Task to complete: Set down each entry exactly as it stands, without altering a single character.

Material provided:
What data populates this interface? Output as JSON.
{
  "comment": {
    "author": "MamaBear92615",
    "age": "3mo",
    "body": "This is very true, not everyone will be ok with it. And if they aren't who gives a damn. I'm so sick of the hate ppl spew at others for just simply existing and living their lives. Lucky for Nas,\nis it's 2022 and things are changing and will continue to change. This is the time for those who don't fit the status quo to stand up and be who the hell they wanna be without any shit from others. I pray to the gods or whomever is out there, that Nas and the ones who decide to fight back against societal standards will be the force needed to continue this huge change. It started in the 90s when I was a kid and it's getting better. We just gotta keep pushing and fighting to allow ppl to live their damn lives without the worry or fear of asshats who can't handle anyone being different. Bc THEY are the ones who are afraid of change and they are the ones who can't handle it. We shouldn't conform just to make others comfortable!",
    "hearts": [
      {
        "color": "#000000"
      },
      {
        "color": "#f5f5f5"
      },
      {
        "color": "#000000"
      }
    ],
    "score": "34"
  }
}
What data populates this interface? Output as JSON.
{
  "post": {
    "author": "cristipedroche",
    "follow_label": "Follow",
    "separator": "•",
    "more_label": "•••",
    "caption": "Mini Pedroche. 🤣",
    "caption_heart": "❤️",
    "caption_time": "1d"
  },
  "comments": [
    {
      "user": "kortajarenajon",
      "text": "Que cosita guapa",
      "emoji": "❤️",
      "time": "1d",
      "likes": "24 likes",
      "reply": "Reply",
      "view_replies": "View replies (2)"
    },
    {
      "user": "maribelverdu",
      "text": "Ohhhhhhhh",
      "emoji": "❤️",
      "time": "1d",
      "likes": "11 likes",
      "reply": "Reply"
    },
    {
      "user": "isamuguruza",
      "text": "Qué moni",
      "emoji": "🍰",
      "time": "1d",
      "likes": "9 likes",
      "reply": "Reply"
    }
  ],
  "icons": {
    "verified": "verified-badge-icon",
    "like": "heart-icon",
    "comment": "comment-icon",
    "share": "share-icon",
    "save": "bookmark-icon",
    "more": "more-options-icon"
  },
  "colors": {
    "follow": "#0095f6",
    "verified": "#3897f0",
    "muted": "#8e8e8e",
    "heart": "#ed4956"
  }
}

Answer space:
What data populates this interface? Output as JSON.
{
  "comment": {
    "author": "MamaBear92615",
    "age": "3mo",
    "body": "This is very true, not everyone will be ok with it. And if they aren't who gives a damn. I'm so sick of the hate ppl spew at others for just simply existing and living their lives. Lucky for Nas,\nis it's 2022 and things are changing and will continue to change. This is the time for those who don't fit the status quo to stand up and be who the hell they wanna be without any shit from others. I pray to the gods or whomever is out there, that Nas and the ones who decide to fight back against societal standards will be the force needed to continue this huge change. It started in the 90s when I was a kid and it's getting better. We just gotta keep pushing and fighting to allow ppl to live their damn lives without the worry or fear of asshats who can't handle anyone being different. Bc THEY are the ones who are afraid of change and they are the ones who can't handle it. We shouldn't conform just to make others comfortable!",
    "hearts": [
      {
        "color": "#000000"
      },
      {
        "color": "#f5f5f5"
      },
      {
        "color": "#000000"
      }
    ],
    "score": "34"
  }
}
What data populates this interface? Output as JSON.
{
  "post": {
    "author": "cristipedroche",
    "follow_label": "Follow",
    "separator": "•",
    "more_label": "•••",
    "caption": "Mini Pedroche. 🤣",
    "caption_heart": "❤️",
    "caption_time": "1d"
  },
  "comments": [
    {
      "user": "kortajarenajon",
      "text": "Que cosita guapa",
      "emoji": "❤️",
      "time": "1d",
      "likes": "24 likes",
      "reply": "Reply",
      "view_replies": "View replies (2)"
    },
    {
      "user": "maribelverdu",
      "text": "Ohhhhhhhh",
      "emoji": "❤️",
      "time": "1d",
      "likes": "11 likes",
      "reply": "Reply"
    },
    {
      "user": "isamuguruza",
      "text": "Qué moni",
      "emoji": "🍰",
      "time": "1d",
      "likes": "9 likes",
      "reply": "Reply"
    }
  ],
  "icons": {
    "verified": "verified-badge-icon",
    "like": "heart-icon",
    "comment": "comment-icon",
    "share": "share-icon",
    "save": "bookmark-icon",
    "more": "more-options-icon"
  },
  "colors": {
    "follow": "#0095f6",
    "verified": "#3897f0",
    "muted": "#8e8e8e",
    "heart": "#ed4956"
  }
}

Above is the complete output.